by Senator Steve Meredith:
Discussions of bills, budgets, and barber shop choir echoed in the Capitol as we concluded the fourth week of the 2020 Regular Session. While legislation continued to move steadily through the Senate over the course of the week, we were welcomed by a variety of talented constituents in the chamber.
Biennial budget discussions officially began while the Governor delivered his two-year budget proposal to the Kentucky General Assembly on Tuesday. The budget address is one of the first steps in preparing the state’s two-year financial plan. Now that the Governor has outlined his budget proposal, the House of Representatives now gets the first opportunity to move budget bills in the legislature. Once the House passes its budget proposal, it will then advance to the Senate for further discussion and consideration. We still face several weeks of studies, negotiations, and public hearings before we reach an official budget draft. The final budget document will likely look much different than what was proposed this week by the Governor, but the driving force behind it remains the same—we must move the Commonwealth forward on a path that is financially sound.

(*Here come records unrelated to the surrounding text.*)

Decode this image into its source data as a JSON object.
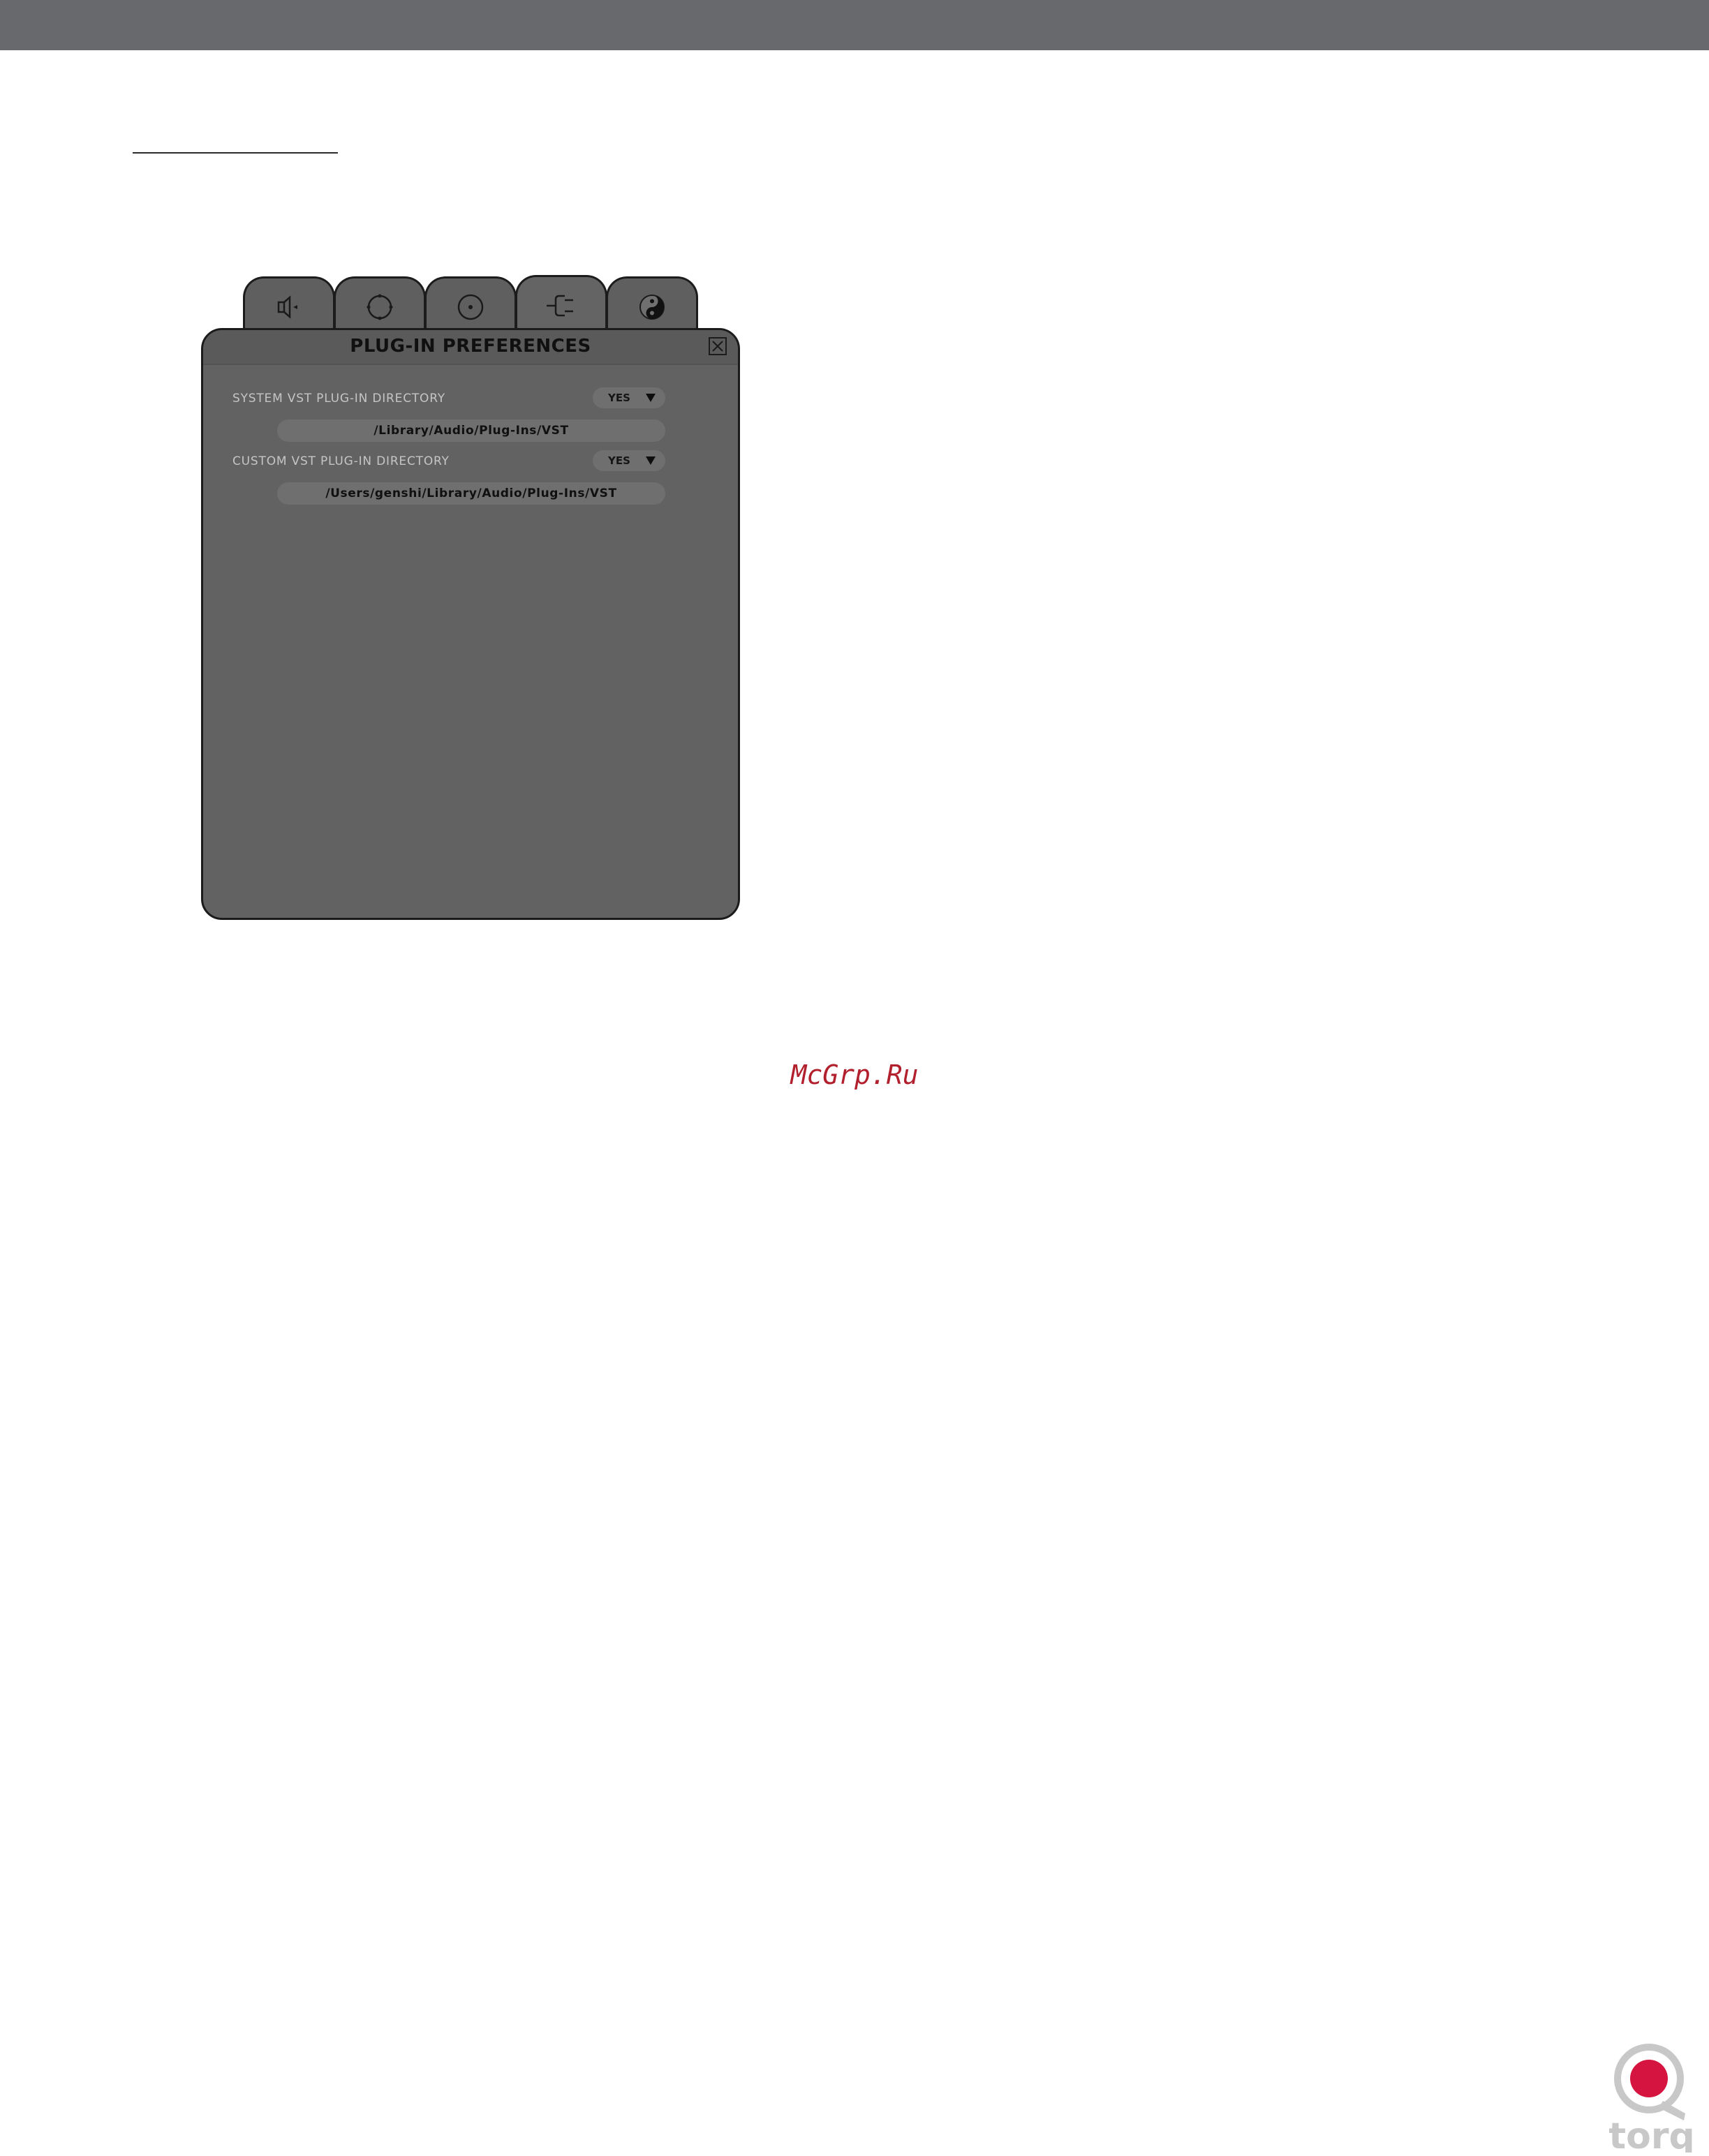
{
  "window": {
    "title": "PLUG-IN PREFERENCES"
  },
  "tabs": [
    {
      "icon": "speaker-icon"
    },
    {
      "icon": "dotted-circle-icon"
    },
    {
      "icon": "record-icon"
    },
    {
      "icon": "plug-icon",
      "active": true
    },
    {
      "icon": "yin-yang-icon"
    }
  ],
  "rows": [
    {
      "label": "SYSTEM VST PLUG-IN DIRECTORY",
      "dropdown_value": "YES",
      "path": "/Library/Audio/Plug-Ins/VST"
    },
    {
      "label": "CUSTOM VST PLUG-IN DIRECTORY",
      "dropdown_value": "YES",
      "path": "/Users/genshi/Library/Audio/Plug-Ins/VST"
    }
  ],
  "watermark": "McGrp.Ru",
  "logo": {
    "text": "torq",
    "accent_color": "#d5153f"
  },
  "colors": {
    "top_bar": "#67696d",
    "panel": "#626262",
    "field": "#6f6f6f"
  }
}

Senate priority legislation aimed at ending pension spiking, Senate Bill (SB) 6, advanced to the House this week following a unanimous vote on the Senate floor. SB 6 would prohibit state lawmakers who contributed to the Legislators’ Retirement Plan from June 20, 2005, through Dec. 31, 2013, from using salary credited in another Kentucky retirement system to determine final compensation in the legislators’ plan.
Other priority measures moving through the legislative process are Senate Bills 1, 8, and 9. SB 1, also known as the Federal Immigration Cooperation Act of 2020, passed through the Senate Judiciary Committee. SB 1 would require law enforcement and other public agencies to support the enforcement of federal immigration law. The amended version of this bill includes expanded exemptions to local school districts to rape crisis centers, domestic violence centers, and other groups that provide social services.
SB 8 and SB 9 were both passed through to the House this week. SB 8 would amend the current school safety statute to expand school personnel with the designation of a school safety coordinator for each district, one school-based mental health counselor per 250 students, and a trained and certified armed school resource officer. SB 9, also known as the “Born Alive Infant Protection Act,” is a pro-life measure that requires a physician to take all medically appropriate and reasonable steps to preserve the life and health of a born-alive infant.
The Senate passed its first House measure, House Bill (HB) 236, legislation that incorporates federal guidelines, sets requirements for the transportation of products, and establishes testing procedures. This bill included a Senate Floor Amendment, which now requires the House to either approve of the bill in its current form or continue the legislative process required to get concurrence from both chambers. If approved with the Senate Floor Amendment, HB 236 will then head to the Governor’s desk for his consideration.
We also passed a number of other bills in the Senate:
SB 45, legislation to set standards for food nutrition, physical activity, and screen time at childcare centers, passed through the Senate Health & Welfare Committee this week. This measure would require licensed care centers to meet the most recent version of the U.S. Agriculture Department’s food and nutrition standards. SB 79, a measure relating to background checks for school employees who have been assigned an administrative hearing for potential child abuse or neglect.
SB 57 is a bill that amends statue to provide school districts with flexibility in renovations of existing school facilities. It removes the requirement that bottle-fill stations and water fountains be installed for minor renovations. This fix will save school districts money, which is especially important during tough budget times.
SB 64 is also a bill that will enable money to be saved locally, as it provides Commonwealth Attorney's, & County Attorney's security against financial liability resulting from the performance of their sworn duties to prosecute state law. Losses will be compensated by funds appropriated through the state Finance Cabinet. SB 64 also applies to the Kentucky Attorney General.
SB 74 provides the authority for a judge to issue a warrant for a blood and urine test in DUI cases. Current law only permits a warrant to be issued if there is a death or serious injury involved.
SB 79 makes some clarifications to 2017’s SB 236. It defines what is considered to be a “substantiated” case of child abuse or neglect. A “substantiated” case would be a case where a ruling was upheld, or that was not appealed. The bill would maintain the requirement that an employee self-report substantiated findings to the Cabinet for Health and Family Services, while also ensuring due process for employees accused.
SB 94 Updates Kentucky law to comply with federal regulations, which changed last year to allow gasoline blended with up to 15 percent ethanol to be sold year-round.
To those who have reached out to my office in the past weeks, thank you for staying engaged during these early weeks of session.
To those who have reached out to my office in the past weeks, thank you for staying engaged during these early weeks of session. It’s an honor to serve you in Frankfort.
If you have any questions or comments about the issues or any other public policy issue, please call me toll-free at 1-800-372-7181 or email me at Stephen.Meredith@LRC.ky.gov. You can also review the Legislature’s work online at www.legislature.ky.gov.